While the decision to postpone rebalances may have had the best intentions and merits, of protecting index funds and ETFs holders from disrupted market conditions, trading halts on certain exchanges and larger bid-ask spreads, it most certainly had direct and indirect consequences, too.
Into the category of direct costs fell hedge funds arbitraging around index rebalances, which reportedly suffered losses due to positioning for the expected index reconstitution that was supposed to happen at the end of March. Hedge funds and some enhanced passive strategies build up positions weeks before the rebalance by placing programme-led index trades predicting index reconstitution. Since the index follows a clearly defined methodology, under normal circumstances, such reconstitution is predictable. Unless, of course, the index decides not to rebalance; as some did in March this year.
Another concern for index postponement is that it changes the investment outcome of the targeted market exposure. Take an equally-weighted index with a clear mandate to allocate each constituent a fixed weight, such as the S&P 500 Equal Weight Index. A delay in rebalance means that the index does not fulfil its index criteria to maintain economic reality as represented by the investment opportunity set based on a market, segment, theme, or investment.
For instance, Invesco is paying $105m to shareholders in its $5.6bn S&P 500 Equally-Weighted S&P 500 fund (VADDX), and its variable insurance version for misunderstanding an adjustment S&P made to delay the rebalance of the index the fund tracks during this volatile market period in March. What’s more, fund managers, struggling to digest the market turbulence and almost unheard-of decision not to rebalance the main suite of indices, were caught out.
Although indices are guided by criteria as set out by the methodology and index policy rule books, it may come as a surprise to some how much discretion index vendors have in the area of corporate actions, governance and determining the opportunity sets within specific asset classes, industry or country.
For example, voting rights and dual share class issues widely debated over the last couple of years by index users and index providers meant that some benchmarks took a diverging view on the application to the investment universe. Following 18-month consultation with market participants, MSCI decided to include shares with unequal voting structures for its main indices. S&P, on the other hand, has ruled out companies with multiple share classes defending its position of ‘one share, one vote’ and the importance of voting rights for a well-functioning market with accountability mechanism.
Another example of where the discretion by index may be used is country classification and a classic example of Korea and China A-shares. The choice to classify as a developed versus emerging, or decision to include in emerging market universe has substantial consequences for the flow of funds in these markets and reflects varying investment opportunity sets. Indices have had their different opinions on this too.
As a result of market upheaval and such index rebalance postponement in March 2020, a number of benchmark providers have had to update their index policies with regards to the use of discretion in disrupted markets.

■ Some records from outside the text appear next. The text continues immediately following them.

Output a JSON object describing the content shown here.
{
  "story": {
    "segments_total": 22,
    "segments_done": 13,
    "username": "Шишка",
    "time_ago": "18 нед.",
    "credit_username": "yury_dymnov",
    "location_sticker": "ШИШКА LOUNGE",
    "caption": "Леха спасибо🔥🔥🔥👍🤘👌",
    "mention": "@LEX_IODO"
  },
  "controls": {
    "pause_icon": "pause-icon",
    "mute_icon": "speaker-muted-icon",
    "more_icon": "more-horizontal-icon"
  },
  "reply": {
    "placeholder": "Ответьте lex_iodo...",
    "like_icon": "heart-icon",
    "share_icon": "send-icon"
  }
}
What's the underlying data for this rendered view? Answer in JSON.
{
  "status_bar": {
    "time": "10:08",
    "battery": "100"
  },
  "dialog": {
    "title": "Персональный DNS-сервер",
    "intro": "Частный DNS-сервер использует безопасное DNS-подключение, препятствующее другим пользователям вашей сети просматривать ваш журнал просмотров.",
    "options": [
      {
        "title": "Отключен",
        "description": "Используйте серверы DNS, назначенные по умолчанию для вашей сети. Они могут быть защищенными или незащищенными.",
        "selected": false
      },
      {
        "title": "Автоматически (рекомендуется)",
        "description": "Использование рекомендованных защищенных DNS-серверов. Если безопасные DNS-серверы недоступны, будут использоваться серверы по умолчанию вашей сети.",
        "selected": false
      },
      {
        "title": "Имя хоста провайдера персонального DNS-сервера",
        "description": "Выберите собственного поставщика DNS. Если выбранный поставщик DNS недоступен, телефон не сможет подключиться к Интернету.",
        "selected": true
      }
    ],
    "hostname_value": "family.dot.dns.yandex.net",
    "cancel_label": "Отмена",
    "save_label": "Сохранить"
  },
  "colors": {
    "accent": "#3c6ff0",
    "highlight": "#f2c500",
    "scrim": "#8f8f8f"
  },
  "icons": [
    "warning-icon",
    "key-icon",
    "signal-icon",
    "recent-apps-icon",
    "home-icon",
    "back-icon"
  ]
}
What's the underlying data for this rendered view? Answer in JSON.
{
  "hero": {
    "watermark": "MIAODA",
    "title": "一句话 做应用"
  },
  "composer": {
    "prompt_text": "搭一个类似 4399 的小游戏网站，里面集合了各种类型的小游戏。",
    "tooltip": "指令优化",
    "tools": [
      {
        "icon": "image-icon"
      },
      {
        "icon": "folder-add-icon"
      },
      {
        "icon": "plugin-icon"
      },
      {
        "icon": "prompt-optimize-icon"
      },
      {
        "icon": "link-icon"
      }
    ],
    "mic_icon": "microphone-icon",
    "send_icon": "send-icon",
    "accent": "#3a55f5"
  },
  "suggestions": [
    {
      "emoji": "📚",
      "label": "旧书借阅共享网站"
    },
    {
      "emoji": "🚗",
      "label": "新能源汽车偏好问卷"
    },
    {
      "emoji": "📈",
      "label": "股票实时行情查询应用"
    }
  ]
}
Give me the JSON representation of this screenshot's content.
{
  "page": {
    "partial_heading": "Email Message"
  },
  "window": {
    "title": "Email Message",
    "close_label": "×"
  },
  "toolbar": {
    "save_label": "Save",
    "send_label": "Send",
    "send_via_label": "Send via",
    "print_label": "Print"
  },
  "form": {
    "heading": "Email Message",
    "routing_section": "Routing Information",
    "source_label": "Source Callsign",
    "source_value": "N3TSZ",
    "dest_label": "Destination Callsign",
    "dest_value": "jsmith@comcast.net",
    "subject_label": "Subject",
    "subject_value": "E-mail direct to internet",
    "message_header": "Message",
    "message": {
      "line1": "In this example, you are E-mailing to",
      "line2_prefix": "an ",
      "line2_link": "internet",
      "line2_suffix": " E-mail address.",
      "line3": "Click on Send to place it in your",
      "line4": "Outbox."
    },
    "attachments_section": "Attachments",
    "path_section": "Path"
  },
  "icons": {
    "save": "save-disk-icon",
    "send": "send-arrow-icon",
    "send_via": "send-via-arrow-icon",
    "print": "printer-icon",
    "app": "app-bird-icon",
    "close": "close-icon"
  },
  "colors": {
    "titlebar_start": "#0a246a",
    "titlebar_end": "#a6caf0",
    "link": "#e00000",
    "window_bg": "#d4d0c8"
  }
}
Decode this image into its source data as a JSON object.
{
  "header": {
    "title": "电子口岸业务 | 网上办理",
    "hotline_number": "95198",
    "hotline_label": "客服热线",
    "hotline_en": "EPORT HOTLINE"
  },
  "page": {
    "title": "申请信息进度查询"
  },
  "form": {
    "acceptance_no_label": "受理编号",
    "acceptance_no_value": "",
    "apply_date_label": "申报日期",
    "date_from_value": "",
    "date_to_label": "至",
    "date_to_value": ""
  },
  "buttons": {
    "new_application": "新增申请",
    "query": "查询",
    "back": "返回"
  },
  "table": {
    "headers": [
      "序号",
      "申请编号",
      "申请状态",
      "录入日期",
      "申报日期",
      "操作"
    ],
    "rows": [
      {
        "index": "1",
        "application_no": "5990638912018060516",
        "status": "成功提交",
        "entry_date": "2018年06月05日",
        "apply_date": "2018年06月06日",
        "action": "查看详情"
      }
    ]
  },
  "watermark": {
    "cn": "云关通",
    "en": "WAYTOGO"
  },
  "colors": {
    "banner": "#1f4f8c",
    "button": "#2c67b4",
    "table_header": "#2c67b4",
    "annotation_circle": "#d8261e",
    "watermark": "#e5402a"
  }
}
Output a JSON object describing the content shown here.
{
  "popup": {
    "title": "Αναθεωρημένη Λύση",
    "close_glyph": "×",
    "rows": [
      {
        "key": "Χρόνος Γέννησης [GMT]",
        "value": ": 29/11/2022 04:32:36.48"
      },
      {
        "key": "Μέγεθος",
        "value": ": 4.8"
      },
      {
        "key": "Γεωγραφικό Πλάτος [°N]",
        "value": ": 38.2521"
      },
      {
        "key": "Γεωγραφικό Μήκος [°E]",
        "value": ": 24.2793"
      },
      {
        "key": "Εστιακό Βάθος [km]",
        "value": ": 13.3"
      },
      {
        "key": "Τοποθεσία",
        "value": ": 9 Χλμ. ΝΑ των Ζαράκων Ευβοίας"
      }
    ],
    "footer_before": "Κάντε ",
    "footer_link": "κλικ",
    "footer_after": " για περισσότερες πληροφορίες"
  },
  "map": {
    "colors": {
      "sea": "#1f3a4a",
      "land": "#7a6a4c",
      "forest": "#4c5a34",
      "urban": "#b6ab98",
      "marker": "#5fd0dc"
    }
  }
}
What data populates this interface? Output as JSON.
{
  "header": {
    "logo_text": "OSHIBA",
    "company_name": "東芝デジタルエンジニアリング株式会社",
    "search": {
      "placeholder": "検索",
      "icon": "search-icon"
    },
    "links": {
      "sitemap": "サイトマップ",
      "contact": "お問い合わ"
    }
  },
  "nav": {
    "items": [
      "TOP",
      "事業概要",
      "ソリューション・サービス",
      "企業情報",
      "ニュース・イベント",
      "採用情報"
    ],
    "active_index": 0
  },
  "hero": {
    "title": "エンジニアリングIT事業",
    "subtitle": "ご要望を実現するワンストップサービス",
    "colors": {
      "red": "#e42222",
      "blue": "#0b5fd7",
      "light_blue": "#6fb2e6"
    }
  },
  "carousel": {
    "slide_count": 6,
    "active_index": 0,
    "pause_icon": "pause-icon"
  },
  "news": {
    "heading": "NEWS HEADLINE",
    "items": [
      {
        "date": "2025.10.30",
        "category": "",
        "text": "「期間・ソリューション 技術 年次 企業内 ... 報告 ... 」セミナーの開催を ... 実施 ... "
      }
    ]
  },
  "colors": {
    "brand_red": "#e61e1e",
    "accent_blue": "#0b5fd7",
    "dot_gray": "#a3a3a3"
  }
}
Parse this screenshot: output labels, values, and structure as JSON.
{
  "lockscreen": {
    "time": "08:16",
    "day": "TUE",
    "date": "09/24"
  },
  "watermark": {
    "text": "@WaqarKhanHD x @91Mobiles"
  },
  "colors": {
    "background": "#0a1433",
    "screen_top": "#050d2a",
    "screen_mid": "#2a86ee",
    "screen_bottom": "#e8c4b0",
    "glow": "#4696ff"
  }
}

MSCI, for example, updated its index policy documents on the definition of ‘material change’ to the index, adding the discretion to exercise the right of ultimate decision-maker. Elsewhere, Solactive issued a ‘disruption policy’ setting out rules and procedures for index calculation during conditions of market stress, voluntary and regulatory trading halts.
Indices became a critically important canvas of the financial system, while discretionary decisions in delaying or cancelling reconstitution raise some complex questions on governance and accountability. We are left with the question: can benchmark providers balance their discretionary powers in the interest of all stakeholders in this landscape?